> _DATA FOR THIS TASK_
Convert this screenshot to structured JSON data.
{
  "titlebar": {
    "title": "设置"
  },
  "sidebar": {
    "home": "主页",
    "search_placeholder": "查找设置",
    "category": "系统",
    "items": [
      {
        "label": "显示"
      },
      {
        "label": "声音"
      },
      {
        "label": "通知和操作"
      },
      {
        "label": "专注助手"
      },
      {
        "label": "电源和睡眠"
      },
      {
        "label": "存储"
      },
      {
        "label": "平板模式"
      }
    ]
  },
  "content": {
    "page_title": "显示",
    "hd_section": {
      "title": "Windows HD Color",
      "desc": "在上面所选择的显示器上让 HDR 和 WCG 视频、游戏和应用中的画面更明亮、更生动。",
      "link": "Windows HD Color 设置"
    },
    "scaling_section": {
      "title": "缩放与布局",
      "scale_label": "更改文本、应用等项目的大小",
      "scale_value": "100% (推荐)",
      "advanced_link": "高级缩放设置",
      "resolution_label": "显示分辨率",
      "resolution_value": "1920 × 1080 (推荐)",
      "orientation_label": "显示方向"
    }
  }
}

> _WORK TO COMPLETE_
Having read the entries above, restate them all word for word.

> _THE ANSWER_
Convert this screenshot to structured JSON data.
{
  "titlebar": {
    "title": "设置"
  },
  "sidebar": {
    "home": "主页",
    "search_placeholder": "查找设置",
    "category": "系统",
    "items": [
      {
        "label": "显示"
      },
      {
        "label": "声音"
      },
      {
        "label": "通知和操作"
      },
      {
        "label": "专注助手"
      },
      {
        "label": "电源和睡眠"
      },
      {
        "label": "存储"
      },
      {
        "label": "平板模式"
      }
    ]
  },
  "content": {
    "page_title": "显示",
    "hd_section": {
      "title": "Windows HD Color",
      "desc": "在上面所选择的显示器上让 HDR 和 WCG 视频、游戏和应用中的画面更明亮、更生动。",
      "link": "Windows HD Color 设置"
    },
    "scaling_section": {
      "title": "缩放与布局",
      "scale_label": "更改文本、应用等项目的大小",
      "scale_value": "100% (推荐)",
      "advanced_link": "高级缩放设置",
      "resolution_label": "显示分辨率",
      "resolution_value": "1920 × 1080 (推荐)",
      "orientation_label": "显示方向"
    }
  }
}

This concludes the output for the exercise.